The traditional attire of a stockman or grazier is a felt Akubra hat; a double flapped, two pocket (for stock notebooks) cotton shirt; a plaited kangaroo skin belt carrying a stockman's pocket knife in a pouch; light coloured, stockman cut, moleskin trousers with brown elastic side boots. The moleskin trousers have now largely been replaced by jeans. The plaited belt is often replaced by a working stockman or ringer with a belt known as a Queensland Utility Strap which can be used as a belt, neck strap, lunch-time hobble or a tie for a "micky". This attire is still used in Australian Stock Horse competitions. Pocket knives may be used to castrate and/or earmark an animal, to bang cattle tails or in an emergency to cut free an animal entangled in a rope or horse tack. Specially designed and cut for riding, oilskin coats are used during wet weather. The horse typically wears a ringhead bridle, a saddle cloth, a leather Australian stock saddle, which may be equipped with a breastplate in steep country, and saddlebag and quart-pot.

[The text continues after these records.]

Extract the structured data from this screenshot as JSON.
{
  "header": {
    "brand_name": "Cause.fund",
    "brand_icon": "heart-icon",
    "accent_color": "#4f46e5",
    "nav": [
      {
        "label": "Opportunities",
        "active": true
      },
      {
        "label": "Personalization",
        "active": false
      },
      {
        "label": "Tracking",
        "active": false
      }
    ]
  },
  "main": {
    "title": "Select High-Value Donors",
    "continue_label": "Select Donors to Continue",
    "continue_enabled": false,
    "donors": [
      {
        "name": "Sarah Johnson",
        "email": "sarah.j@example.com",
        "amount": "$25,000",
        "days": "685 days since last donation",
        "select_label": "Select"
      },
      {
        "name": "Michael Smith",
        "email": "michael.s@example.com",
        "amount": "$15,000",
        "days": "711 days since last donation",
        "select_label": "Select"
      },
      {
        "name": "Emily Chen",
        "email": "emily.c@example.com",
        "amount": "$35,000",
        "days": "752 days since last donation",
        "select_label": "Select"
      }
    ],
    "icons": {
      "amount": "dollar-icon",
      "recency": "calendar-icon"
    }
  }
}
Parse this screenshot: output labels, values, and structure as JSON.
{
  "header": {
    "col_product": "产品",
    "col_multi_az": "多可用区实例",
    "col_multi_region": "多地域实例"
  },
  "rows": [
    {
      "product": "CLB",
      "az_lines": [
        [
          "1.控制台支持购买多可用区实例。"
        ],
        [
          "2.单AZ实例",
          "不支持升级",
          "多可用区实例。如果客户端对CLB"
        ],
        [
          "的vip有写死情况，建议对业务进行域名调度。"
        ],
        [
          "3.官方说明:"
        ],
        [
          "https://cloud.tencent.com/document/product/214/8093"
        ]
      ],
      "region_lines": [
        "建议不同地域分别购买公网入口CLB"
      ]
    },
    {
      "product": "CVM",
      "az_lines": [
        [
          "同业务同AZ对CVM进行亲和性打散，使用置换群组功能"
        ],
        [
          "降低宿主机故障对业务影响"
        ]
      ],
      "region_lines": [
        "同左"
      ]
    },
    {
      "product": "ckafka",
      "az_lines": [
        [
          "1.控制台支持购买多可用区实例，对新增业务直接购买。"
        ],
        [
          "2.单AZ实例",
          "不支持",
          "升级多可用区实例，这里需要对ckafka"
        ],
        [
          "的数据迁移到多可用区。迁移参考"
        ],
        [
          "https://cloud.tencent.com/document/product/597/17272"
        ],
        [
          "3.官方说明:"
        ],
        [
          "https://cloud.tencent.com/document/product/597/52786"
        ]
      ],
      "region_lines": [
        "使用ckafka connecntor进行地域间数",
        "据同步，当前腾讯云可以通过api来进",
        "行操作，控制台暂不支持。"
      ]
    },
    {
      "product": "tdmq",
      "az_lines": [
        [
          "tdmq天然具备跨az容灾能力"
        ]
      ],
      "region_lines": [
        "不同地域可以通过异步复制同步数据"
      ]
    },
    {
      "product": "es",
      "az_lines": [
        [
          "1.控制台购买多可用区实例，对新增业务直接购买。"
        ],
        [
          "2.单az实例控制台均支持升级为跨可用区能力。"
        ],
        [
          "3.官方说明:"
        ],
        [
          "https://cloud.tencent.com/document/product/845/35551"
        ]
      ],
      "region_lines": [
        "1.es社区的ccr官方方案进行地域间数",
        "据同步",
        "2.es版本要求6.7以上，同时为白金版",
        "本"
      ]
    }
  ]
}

Two well-known songs commemorate the death of a stockman, the anonymous "Wrap me up with my stockwhip and blanket" and Rolf Harris's "Tie Me Kangaroo Down, Sport".
Size: H 32cm x L 37cm